ENTRIES PROVIDED:
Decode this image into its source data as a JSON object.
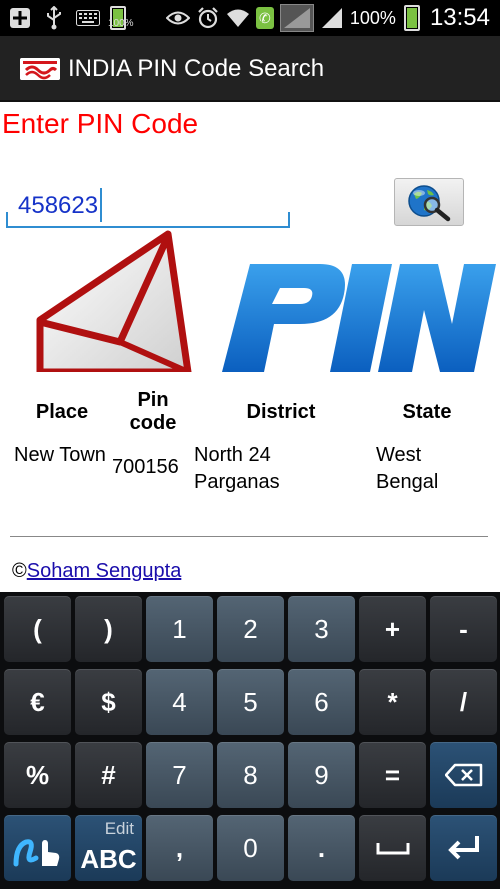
{
  "status_bar": {
    "notification_battery_pct": "100%",
    "battery_pct": "100%",
    "time": "13:54",
    "left_icons": [
      "add-icon",
      "usb-icon",
      "keyboard-icon",
      "battery-small-icon"
    ],
    "right_icons": [
      "eye-icon",
      "alarm-icon",
      "wifi-icon",
      "phone-call-icon",
      "signal-icon",
      "signal-icon",
      "battery-icon"
    ]
  },
  "action_bar": {
    "title": "INDIA PIN Code Search"
  },
  "form": {
    "heading": "Enter PIN Code",
    "pin_value": "458623"
  },
  "result_table": {
    "headers": [
      "Place",
      "Pin code",
      "District",
      "State"
    ],
    "rows": [
      [
        "New Town",
        "700156",
        "North 24 Parganas",
        "West Bengal"
      ]
    ]
  },
  "footer": {
    "copyright_symbol": "©",
    "author_link": "Soham Sengupta"
  },
  "keyboard": {
    "rows": [
      [
        "(",
        ")",
        "1",
        "2",
        "3",
        "+",
        "-"
      ],
      [
        "€",
        "$",
        "4",
        "5",
        "6",
        "*",
        "/"
      ],
      [
        "%",
        "#",
        "7",
        "8",
        "9",
        "=",
        "⌫"
      ],
      [
        "swype",
        "ABC",
        ",",
        "0",
        ".",
        "space",
        "enter"
      ]
    ],
    "abc_edit_label": "Edit",
    "abc_label": "ABC"
  },
  "colors": {
    "heading": "#ff0000",
    "input_text": "#1633c8",
    "input_underline": "#2f8dd1",
    "battery_green": "#7bc142",
    "link": "#1a0dab"
  }
}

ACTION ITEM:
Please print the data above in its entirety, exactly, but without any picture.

ANSWER FOR THIS EXERCISE:
Decode this image into its source data as a JSON object.
{
  "status_bar": {
    "notification_battery_pct": "100%",
    "battery_pct": "100%",
    "time": "13:54",
    "left_icons": [
      "add-icon",
      "usb-icon",
      "keyboard-icon",
      "battery-small-icon"
    ],
    "right_icons": [
      "eye-icon",
      "alarm-icon",
      "wifi-icon",
      "phone-call-icon",
      "signal-icon",
      "signal-icon",
      "battery-icon"
    ]
  },
  "action_bar": {
    "title": "INDIA PIN Code Search"
  },
  "form": {
    "heading": "Enter PIN Code",
    "pin_value": "458623"
  },
  "result_table": {
    "headers": [
      "Place",
      "Pin code",
      "District",
      "State"
    ],
    "rows": [
      [
        "New Town",
        "700156",
        "North 24 Parganas",
        "West Bengal"
      ]
    ]
  },
  "footer": {
    "copyright_symbol": "©",
    "author_link": "Soham Sengupta"
  },
  "keyboard": {
    "rows": [
      [
        "(",
        ")",
        "1",
        "2",
        "3",
        "+",
        "-"
      ],
      [
        "€",
        "$",
        "4",
        "5",
        "6",
        "*",
        "/"
      ],
      [
        "%",
        "#",
        "7",
        "8",
        "9",
        "=",
        "⌫"
      ],
      [
        "swype",
        "ABC",
        ",",
        "0",
        ".",
        "space",
        "enter"
      ]
    ],
    "abc_edit_label": "Edit",
    "abc_label": "ABC"
  },
  "colors": {
    "heading": "#ff0000",
    "input_text": "#1633c8",
    "input_underline": "#2f8dd1",
    "battery_green": "#7bc142",
    "link": "#1a0dab"
  }
}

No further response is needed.